--- WHAT IS REQUIRED ---
Tally the lines in the entries where the string "time" appears, and write only the total.

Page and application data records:
━━━━
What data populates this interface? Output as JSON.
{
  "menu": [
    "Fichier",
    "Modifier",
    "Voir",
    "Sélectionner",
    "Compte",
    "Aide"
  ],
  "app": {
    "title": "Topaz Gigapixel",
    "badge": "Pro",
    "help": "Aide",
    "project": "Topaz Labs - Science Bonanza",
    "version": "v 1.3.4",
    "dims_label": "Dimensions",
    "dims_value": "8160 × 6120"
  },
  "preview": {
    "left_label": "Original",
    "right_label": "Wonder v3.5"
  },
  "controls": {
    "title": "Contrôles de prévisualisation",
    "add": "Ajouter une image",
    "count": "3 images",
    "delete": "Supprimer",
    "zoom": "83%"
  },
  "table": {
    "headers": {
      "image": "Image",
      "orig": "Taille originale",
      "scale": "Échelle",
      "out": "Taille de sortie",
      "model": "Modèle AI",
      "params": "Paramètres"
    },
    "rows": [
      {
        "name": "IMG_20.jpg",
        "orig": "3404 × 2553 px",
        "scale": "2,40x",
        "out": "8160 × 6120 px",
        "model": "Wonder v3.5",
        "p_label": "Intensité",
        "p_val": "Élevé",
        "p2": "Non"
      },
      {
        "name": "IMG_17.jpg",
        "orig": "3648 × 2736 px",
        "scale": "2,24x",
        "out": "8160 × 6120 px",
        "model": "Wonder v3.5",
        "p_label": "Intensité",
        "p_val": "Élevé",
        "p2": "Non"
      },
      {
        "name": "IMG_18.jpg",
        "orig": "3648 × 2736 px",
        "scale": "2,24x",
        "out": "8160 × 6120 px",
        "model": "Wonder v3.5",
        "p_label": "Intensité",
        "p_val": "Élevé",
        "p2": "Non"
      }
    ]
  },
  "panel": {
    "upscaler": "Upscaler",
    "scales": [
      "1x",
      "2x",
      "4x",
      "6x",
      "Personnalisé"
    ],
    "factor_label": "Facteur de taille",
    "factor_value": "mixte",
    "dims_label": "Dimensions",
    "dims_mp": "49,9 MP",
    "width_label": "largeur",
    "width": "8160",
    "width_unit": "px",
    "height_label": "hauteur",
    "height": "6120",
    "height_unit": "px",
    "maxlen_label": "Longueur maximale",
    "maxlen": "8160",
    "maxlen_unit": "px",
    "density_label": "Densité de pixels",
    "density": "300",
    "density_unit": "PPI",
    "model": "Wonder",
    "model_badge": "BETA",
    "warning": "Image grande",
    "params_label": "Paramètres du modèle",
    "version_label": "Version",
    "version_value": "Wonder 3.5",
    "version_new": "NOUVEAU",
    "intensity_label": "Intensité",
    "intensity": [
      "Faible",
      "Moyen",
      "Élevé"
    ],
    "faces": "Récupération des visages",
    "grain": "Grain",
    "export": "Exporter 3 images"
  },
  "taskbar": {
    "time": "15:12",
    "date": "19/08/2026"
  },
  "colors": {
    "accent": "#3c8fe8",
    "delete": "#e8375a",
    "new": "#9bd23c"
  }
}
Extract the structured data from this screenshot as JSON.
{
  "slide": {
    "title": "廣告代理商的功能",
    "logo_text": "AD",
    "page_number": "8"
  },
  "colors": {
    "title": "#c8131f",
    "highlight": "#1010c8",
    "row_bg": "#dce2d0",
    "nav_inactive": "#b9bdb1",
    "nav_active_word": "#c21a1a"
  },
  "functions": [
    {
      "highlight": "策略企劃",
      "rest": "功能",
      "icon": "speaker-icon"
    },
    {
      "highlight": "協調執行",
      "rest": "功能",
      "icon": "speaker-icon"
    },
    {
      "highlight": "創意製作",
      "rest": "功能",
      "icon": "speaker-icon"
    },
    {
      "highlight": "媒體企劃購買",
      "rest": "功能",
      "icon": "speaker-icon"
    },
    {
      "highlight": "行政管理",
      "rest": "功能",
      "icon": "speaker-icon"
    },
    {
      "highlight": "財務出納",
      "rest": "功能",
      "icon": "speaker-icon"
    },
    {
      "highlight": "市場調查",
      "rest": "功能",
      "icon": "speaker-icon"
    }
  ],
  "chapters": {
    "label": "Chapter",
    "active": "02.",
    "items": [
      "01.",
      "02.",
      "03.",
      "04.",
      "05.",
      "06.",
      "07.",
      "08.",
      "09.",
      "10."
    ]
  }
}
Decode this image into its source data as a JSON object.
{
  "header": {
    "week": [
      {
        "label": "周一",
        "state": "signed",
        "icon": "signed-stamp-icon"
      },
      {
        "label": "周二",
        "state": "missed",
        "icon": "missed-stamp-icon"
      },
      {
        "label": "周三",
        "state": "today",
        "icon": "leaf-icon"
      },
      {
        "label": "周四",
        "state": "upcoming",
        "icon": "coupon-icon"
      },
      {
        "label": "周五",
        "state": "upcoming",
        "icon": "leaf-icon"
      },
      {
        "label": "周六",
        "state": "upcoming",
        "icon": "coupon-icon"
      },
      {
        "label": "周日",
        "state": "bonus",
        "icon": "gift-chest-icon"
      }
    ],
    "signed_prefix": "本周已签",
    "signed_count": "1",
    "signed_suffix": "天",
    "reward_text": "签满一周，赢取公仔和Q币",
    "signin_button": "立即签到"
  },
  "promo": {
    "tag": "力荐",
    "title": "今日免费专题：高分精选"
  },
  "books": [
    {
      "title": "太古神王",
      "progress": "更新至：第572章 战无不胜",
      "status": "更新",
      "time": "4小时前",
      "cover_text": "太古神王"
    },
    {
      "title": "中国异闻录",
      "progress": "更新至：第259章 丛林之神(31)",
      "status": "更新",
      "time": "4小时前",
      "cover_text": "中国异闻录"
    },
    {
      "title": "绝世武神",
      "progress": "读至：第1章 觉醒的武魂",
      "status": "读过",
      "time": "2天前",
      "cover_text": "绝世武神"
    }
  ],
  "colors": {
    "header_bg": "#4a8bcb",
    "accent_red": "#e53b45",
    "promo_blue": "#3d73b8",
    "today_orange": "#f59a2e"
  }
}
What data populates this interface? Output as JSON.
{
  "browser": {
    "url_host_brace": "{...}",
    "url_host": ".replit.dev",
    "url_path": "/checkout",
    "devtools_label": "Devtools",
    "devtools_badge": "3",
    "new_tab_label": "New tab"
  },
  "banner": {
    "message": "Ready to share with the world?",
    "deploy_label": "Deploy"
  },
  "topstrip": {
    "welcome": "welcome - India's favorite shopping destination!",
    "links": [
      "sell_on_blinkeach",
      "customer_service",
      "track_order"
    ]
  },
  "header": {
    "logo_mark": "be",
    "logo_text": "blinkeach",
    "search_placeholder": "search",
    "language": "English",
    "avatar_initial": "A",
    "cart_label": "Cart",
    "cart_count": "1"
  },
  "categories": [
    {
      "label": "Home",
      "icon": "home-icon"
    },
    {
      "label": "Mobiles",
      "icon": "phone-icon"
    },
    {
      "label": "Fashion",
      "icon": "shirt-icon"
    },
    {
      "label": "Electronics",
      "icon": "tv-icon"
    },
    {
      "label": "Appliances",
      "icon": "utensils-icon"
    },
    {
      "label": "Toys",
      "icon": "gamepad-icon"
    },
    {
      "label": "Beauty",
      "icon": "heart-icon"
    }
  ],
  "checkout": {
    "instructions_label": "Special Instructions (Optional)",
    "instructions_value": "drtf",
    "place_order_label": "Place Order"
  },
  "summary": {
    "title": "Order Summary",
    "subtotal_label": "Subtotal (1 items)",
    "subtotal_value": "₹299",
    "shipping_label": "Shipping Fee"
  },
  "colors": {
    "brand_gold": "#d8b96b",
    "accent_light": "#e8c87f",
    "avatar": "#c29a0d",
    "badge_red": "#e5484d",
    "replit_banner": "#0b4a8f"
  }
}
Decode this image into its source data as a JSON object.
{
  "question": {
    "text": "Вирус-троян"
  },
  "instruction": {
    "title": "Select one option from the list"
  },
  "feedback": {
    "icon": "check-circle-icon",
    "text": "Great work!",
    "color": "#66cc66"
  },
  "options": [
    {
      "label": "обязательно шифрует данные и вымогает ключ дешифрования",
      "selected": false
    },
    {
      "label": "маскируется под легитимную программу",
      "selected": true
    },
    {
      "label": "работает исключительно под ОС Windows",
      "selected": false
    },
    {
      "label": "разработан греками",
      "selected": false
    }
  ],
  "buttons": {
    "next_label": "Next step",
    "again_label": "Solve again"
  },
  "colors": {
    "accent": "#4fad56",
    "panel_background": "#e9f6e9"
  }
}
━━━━
--- ANSWER SECTION ---
4